You can tell when you are in InPrivate mode by looking at the URL bar.
Internet Explorer has a few other security features that you need to know about for the exam. However, you just need to know what they are and that they are built-in features, so let’s take a look.
Internet Explorer comes with its own Popup blocker to stop those pesky adverts from opening. The popup blocker works on a whitelist system where by default all popups are blocked and you can allow popups on certain websites by whitelisting the URL. To whitelist a URL, click on Tools, select Pop-up Blocker and then Pop-up Blocker Settings.
Then type in the URL of the site and click add.

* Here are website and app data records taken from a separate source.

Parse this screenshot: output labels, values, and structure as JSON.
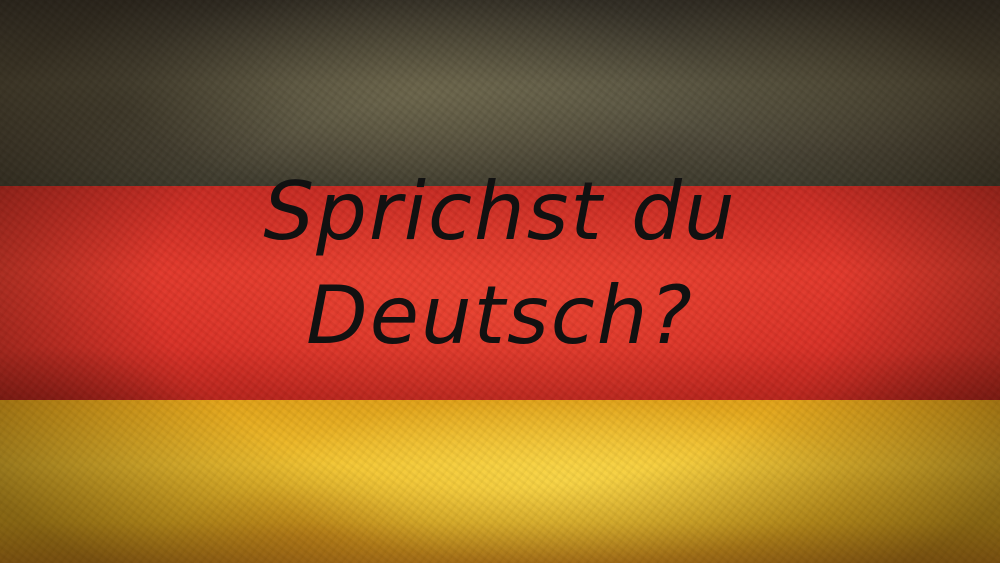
{
  "image": {
    "flag_colors": {
      "black_stripe": "#4a4536",
      "red_stripe": "#e2382b",
      "gold_stripe": "#f2c22e"
    },
    "headline": {
      "line1": "Sprichst du",
      "line2": "Deutsch?",
      "color": "#111111"
    }
  }
}
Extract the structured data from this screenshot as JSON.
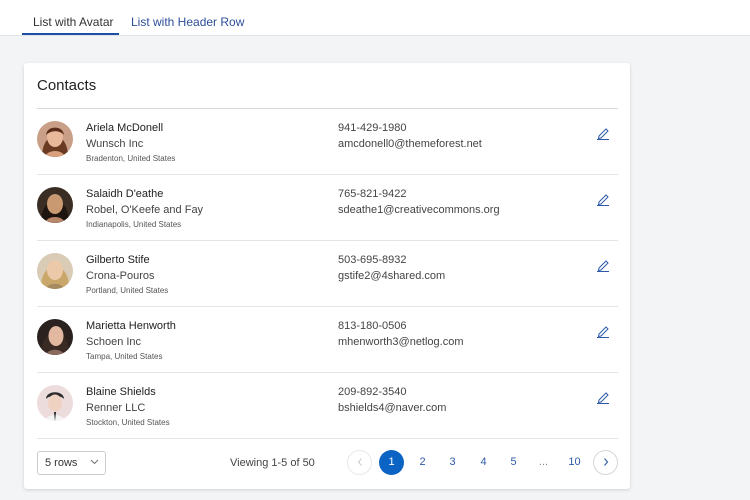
{
  "tabs": [
    {
      "label": "List with Avatar",
      "active": true
    },
    {
      "label": "List with Header Row",
      "active": false
    }
  ],
  "card": {
    "title": "Contacts"
  },
  "contacts": [
    {
      "name": "Ariela McDonell",
      "company": "Wunsch Inc",
      "location": "Bradenton, United States",
      "phone": "941-429-1980",
      "email": "amcdonell0@themeforest.net"
    },
    {
      "name": "Salaidh D'eathe",
      "company": "Robel, O'Keefe and Fay",
      "location": "Indianapolis, United States",
      "phone": "765-821-9422",
      "email": "sdeathe1@creativecommons.org"
    },
    {
      "name": "Gilberto Stife",
      "company": "Crona-Pouros",
      "location": "Portland, United States",
      "phone": "503-695-8932",
      "email": "gstife2@4shared.com"
    },
    {
      "name": "Marietta Henworth",
      "company": "Schoen Inc",
      "location": "Tampa, United States",
      "phone": "813-180-0506",
      "email": "mhenworth3@netlog.com"
    },
    {
      "name": "Blaine Shields",
      "company": "Renner LLC",
      "location": "Stockton, United States",
      "phone": "209-892-3540",
      "email": "bshields4@naver.com"
    }
  ],
  "footer": {
    "rows_select": "5 rows",
    "viewing": "Viewing 1-5 of 50",
    "pages": [
      "1",
      "2",
      "3",
      "4",
      "5",
      "...",
      "10"
    ],
    "current_page": "1"
  },
  "icons": {
    "edit": "pencil-icon",
    "prev": "chevron-left-icon",
    "next": "chevron-right-icon",
    "select": "chevron-down-icon"
  },
  "colors": {
    "accent": "#0b63c4",
    "link": "#2d4f9a",
    "tab_underline": "#1d4fa6"
  }
}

Many websites generate income from adverts that originate from a third party advertising company, that means that the content you see on a webpage doesn’t originate from the website that you think you are on. While that isn’t uncommon in practice, over the years advertising companies have caught on and started using these adverts to build a profile of the websites you visit so that they can show you targeted adverts. InPrivate Filtering sets out to stop this and does so by blocking any content that originates from any site other than the one you are on.
Protected Mode takes advantage of three Windows components, UAC (User Account Control), MIC (Mandatory Integrity Control) and UIPI (User Interface Privilege Isolation). Together they allow you to run Internet Explorer with a low integrity level, even if you are logged in as an administrator. The idea is that even if an attacker somehow gets access to the IE process they will be very limited in what they can do.
The SmartScreen filter consists of three components. Firstly, its has a heuristics engine that analyses webpages for suspicious behavior as you browse the web and will warn you to proceed with caution. Secondly, it helps against phishing attacks by checking the URL of websites you visit against a list of known phishing websites and blocks them if necessary. Finally, it checks any files you download against a list of programs that are known to be unsafe.
Imagine you own a bank and open an online banking portal, but the problem is your customers are hesitant to use it because they don’t know if they are in fact connecting to your bank. This is an issue of identity verification and is what certificates were designed for.
It all starts with a few select companies called Public Certification Authorities, who we automatically trust. The reason we trust them is because we have a small file for each company, called a certificate, which lives in our Trusted Root Certification Store. When you want to verify your identity you can go to one of these companies, for example Thawte or VeriSign, who will in turn do background checks and then issue you a certificate which you can put on your web server.
Now, when your users connect to your bank’s online portal, their browser will see that the certificate for your bank was created by a company that we already trust. Therefore we can be certain that your bank owns this website. In addition to being able to verify that they are connected to your web servers, the certificates will also be used to encrypt their browsing traffic.
You can see who verified a website by clicking on the lock in the URL bar.
Today we went through nearly every feature the browser has to offer, so feel free to take the day off.
If you have any questions you can tweet me @taybgibb, or just leave a comment.